These delivery services are a convenience, and during a pandemic, also a comfort, allowing customers to limit potential exposure to the virus.

Matt Neuman, who delivers groceries for Instacart in Seattle, says there’s never been a shortage of orders since he started working for the service last year. Neuman found food delivery a good way to support himself after moving to Seattle in July 2020 from Missoula, Montana.

Neuman wondered if clients valued his services less than they did during the height of the pandemic. In the past two months, for the first time, it received four-star ratings (customers rate deliveries on a five-star scale).

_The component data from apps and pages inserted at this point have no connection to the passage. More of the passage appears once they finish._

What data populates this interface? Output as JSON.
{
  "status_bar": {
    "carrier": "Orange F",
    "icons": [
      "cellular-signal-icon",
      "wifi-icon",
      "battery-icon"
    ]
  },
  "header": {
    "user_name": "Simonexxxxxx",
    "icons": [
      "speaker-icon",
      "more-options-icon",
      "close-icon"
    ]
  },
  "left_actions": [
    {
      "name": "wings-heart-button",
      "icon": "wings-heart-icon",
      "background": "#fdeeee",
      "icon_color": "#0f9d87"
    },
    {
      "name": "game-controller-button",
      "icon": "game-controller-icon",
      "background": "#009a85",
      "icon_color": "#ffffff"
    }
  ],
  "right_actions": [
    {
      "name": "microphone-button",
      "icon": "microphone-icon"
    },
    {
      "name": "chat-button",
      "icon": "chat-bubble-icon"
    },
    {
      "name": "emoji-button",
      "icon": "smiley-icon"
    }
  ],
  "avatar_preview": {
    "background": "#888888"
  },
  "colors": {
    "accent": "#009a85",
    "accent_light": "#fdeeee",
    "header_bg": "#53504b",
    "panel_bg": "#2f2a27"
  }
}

He says the lower ratings could be because many items have been out of stock lately, much to the chagrin of his customers. But he also speculates that customers value his service less these days than they once did.

“They felt like I was putting my life on the line” to make deliveries at the time, he said.

The handful of four-star ratings brought Neuman’s perfect five-star score down to 4.85. It may not seem like a big deal, but he says his hourly pay has dropped about 30%. (In his prime, he says he averaged about $47 an hour).

Like most conveniences, these delivery services come at a cost, such as delivery charges, service or subscription fees, and tips. It is therefore not surprising that the most affluent people tend to use these services.

According to Nielsen, the median income for a Seattle-area household that used a restaurant delivery service was $97,000, and for households that used a grocery delivery service, it was $110,000. Both of these numbers are significantly higher than the median income of all Seattle-area households, which was about $82,000.

Even though millions of people are now vaccinated and many have returned to restaurants and in-store groceries, food delivery is expected to remain much more popular than it was before the pandemic.

Nielsen surveyed nearly 2,800 people in the Seattle metro area during the pandemic (February 2020 through February 2021), and a similar number from the same time period a year earlier.